CIA Head, Journalist to Debate National Security and Press Freedoms

DURHAM, N.C. -- Two of the leading voices in the national debate over government surveillance programs and press freedoms will square off Nov. 11 at Duke University’s Sanford School of Public Policy.

Former director of the CIA and NSA Gen. Michael Hayden and Pulitzer Prize-winning journalist Barton Gellman will share a stage for the first time to discuss “Leakers or Whistleblowers? National Security Reporting in the Digital Age.” The event -- which is the 2013 Robert R. Wilson Lecture -- begins at 6 p.m. in Fleishman Commons. It is free and open to the public.

The massive leaks of classified information by U.S. army intelligence analyst Bradley Manning and National Security Agency (NSA) contractor Edward Snowden and the government's aggressive prosecution of leakers have raised tension between reporters and U.S. national security agencies. The speakers will address the NSA surveillance programs revealed by Snowden as well as topics such as whether leaks are damaging programs on which our national security relies and whether leakers are necessary to help the press hold government accountable.

Hayden is a retired U.S. Air Force four-star general. During his nearly 40-year military career, he was commander of the Air Intelligence Agency and director of the Joint Command and Control Warfare Center. He directed the NSA from 1999 to 2005 and the CIA from 2006 to 2009. Hayden served as a foreign policy adviser to Mitt Romney’s 2012 presidential campaign. He is a principal at the Chertoff Group and a distinguished visiting professor at the George Mason University School of Public Policy.

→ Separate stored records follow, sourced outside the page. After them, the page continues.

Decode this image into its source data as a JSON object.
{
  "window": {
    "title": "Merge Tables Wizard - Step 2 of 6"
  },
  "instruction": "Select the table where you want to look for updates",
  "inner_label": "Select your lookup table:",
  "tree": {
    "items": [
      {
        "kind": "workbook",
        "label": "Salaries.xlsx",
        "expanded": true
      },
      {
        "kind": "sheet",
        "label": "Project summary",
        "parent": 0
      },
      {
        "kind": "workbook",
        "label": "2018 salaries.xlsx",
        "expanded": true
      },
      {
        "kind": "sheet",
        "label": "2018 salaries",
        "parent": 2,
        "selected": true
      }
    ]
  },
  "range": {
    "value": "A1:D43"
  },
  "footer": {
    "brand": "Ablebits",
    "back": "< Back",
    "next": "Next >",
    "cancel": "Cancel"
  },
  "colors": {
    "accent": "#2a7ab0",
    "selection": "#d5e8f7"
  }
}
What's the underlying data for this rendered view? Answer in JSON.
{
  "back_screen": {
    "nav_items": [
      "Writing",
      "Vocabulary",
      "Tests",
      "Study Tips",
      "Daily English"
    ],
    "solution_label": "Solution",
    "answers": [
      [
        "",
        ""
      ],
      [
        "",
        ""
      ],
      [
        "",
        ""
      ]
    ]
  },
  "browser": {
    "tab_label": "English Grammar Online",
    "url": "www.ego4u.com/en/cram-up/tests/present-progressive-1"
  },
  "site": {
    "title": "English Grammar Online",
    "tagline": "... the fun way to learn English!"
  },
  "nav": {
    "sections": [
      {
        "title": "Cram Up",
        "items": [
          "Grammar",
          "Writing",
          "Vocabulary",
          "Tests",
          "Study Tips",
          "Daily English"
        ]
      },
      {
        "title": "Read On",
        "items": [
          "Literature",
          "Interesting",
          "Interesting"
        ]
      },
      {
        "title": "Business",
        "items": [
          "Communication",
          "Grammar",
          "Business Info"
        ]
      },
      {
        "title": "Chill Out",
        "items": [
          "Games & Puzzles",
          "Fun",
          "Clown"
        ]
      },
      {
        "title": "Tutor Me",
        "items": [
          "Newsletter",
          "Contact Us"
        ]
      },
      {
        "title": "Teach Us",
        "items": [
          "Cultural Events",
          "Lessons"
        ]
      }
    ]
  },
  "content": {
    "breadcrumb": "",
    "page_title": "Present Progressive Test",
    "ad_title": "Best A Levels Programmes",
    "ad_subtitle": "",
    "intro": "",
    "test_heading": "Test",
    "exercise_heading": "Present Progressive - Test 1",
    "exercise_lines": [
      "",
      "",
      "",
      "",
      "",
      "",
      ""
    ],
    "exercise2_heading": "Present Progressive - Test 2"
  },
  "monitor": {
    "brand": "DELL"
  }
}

Gellman was among a handful of journalists with whom Snowden shared classified information. He and Laura Poitras broke the story this summer of the NSA’s domestic data-mining program, PRISM. Previously, Gellman’s Washington Post series on Dick Cheney, written with Jo Becker, won a 2008 Pulitzer Prize. He is the author of “Angler: The Cheney Vice Presidency.” Gellman is now a senior fellow at the Century Foundation, a contributing editor for TIME magazine and author in residence at Princeton University's Woodrow Wilson School.

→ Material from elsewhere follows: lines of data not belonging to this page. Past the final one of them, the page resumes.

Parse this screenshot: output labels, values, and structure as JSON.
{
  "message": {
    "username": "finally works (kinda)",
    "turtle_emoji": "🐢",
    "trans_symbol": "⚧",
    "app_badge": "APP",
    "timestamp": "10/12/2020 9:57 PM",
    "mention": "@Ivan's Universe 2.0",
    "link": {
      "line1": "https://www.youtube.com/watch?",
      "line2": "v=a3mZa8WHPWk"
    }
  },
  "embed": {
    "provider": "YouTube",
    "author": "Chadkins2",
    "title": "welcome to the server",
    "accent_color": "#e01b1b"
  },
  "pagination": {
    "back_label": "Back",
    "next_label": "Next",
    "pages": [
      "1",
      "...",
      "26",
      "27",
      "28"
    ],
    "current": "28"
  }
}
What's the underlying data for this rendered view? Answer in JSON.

Free parking for the event will be available in the Sanford School lot. Those unable to attend can watch a live stream online.

The event is co-sponsored by the Sanford School, Triangle Center on Terrorism and Homeland Security, DeWitt Wallace Center for Media & Democracy, Duke Program in American Grand Strategy, Triangle Institute for Security Studies and the Alexander Hamilton Society.